How plant architecture affects light absorption and photosynthesis in tomato: towards an ideotype for plant architecture using a functional-structural plant model

V. Sarlikioti, P.H.B. de Visser, G.H. Buck-Sorlin, L.F.M. Marcelis

Research output: Contribution to journalArticleAcademicpeer-review

106 Citations (Scopus)

Abstract

Background and Aims - Manipulation of plant structure can strongly affect light distribution in the canopy and photosynthesis. The aim of this paper is to find a plant ideotype for optimization of light absorption and canopy photosynthesis. Using a static functional structural plant model (FSPM), a range of different plant architectural characteristics was tested for two different seasons in order to find the optimal architecture with respect to light absorption and photosynthesis. Methods - Simulations were performed with an FSPM of a greenhouse-grown tomato crop. Sensitivity analyses were carried out for leaf elevation angle, leaf phyllotaxis, leaflet angle, leaf shape, leaflet arrangement and internode length. From the results of this analysis two possible ideotypes were proposed. Four different vertical light distributions were also tested, while light absorption cumulated over the whole canopy was kept the same. Key Results Photosynthesis was augmented by 6 % in winter and reduced by 7 % in summer, when light absorption in the top part of the canopy was increased by 25 %, while not changing light absorption of the canopy as a whole. The measured plant structure was already optimal with respect to leaf elevation angle, leaflet angle and leaflet arrangement for both light absorption and photosynthesis while phyllotaxis had no effect. Increasing the length : width ratio of leaves by 1·5 or increasing internode length from 7 cm to 12 cm led to an increase of 6–10 % for light absorption and photosynthesis. Conclusions - At high light intensities (summer) deeper penetration of light in the canopy improves crop photosynthesis, but not at low light intensities (winter). In particular, internode length and leaf shape affect the vertical distribution of light in the canopy. A new plant ideotype with more spacious canopy architecture due to long internodes and long and narrow leaves led to an increase in crop photosynthesis of up to 10 %.
Original languageEnglish
Pages (from-to)1065-1073
JournalAnnals of Botany
Volume108
Issue number6
DOIs
Publication statusPublished - 2011

Keywords

  • carbon gain
  • leaf
  • interception
  • canopy
  • morphology
  • yield
  • assimilation
  • efficiency
  • avoidance
  • capture

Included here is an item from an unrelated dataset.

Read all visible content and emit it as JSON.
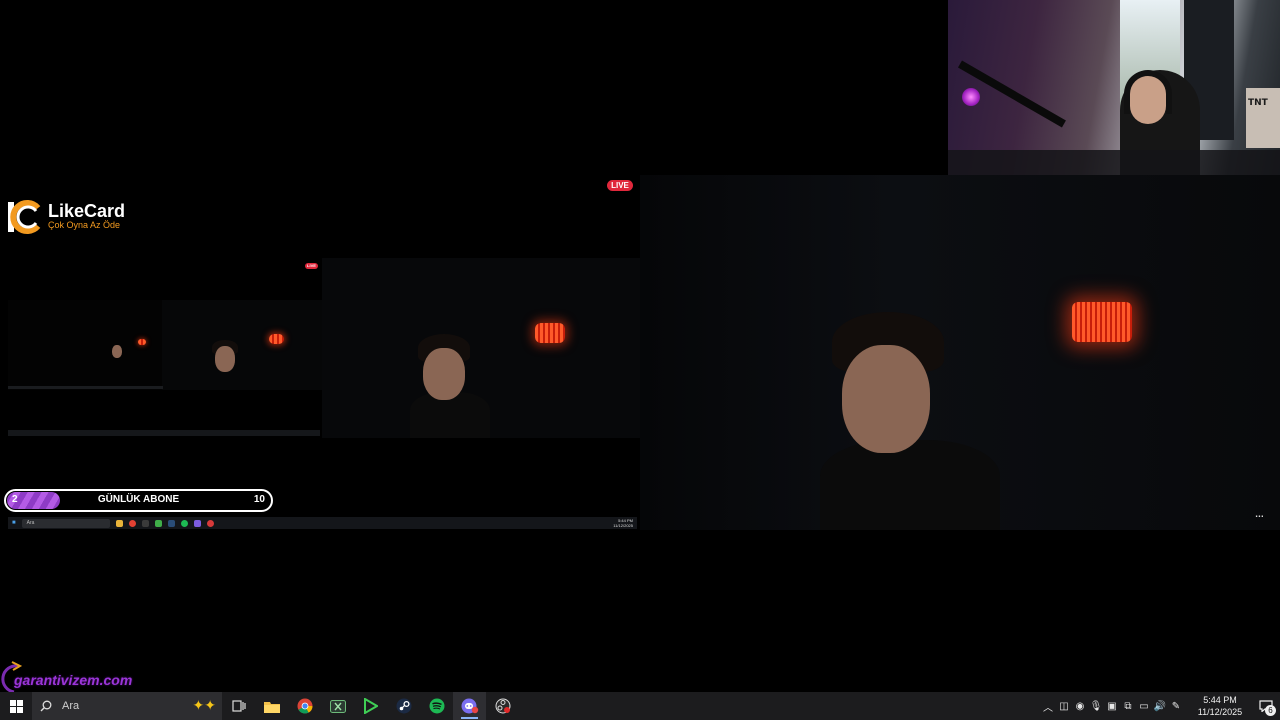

Fingerprint Dive into the research topics of 'How plant architecture affects light absorption and photosynthesis in tomato: towards an ideotype for plant architecture using a functional-structural plant model'. Together they form a unique fingerprint.

  • Cite this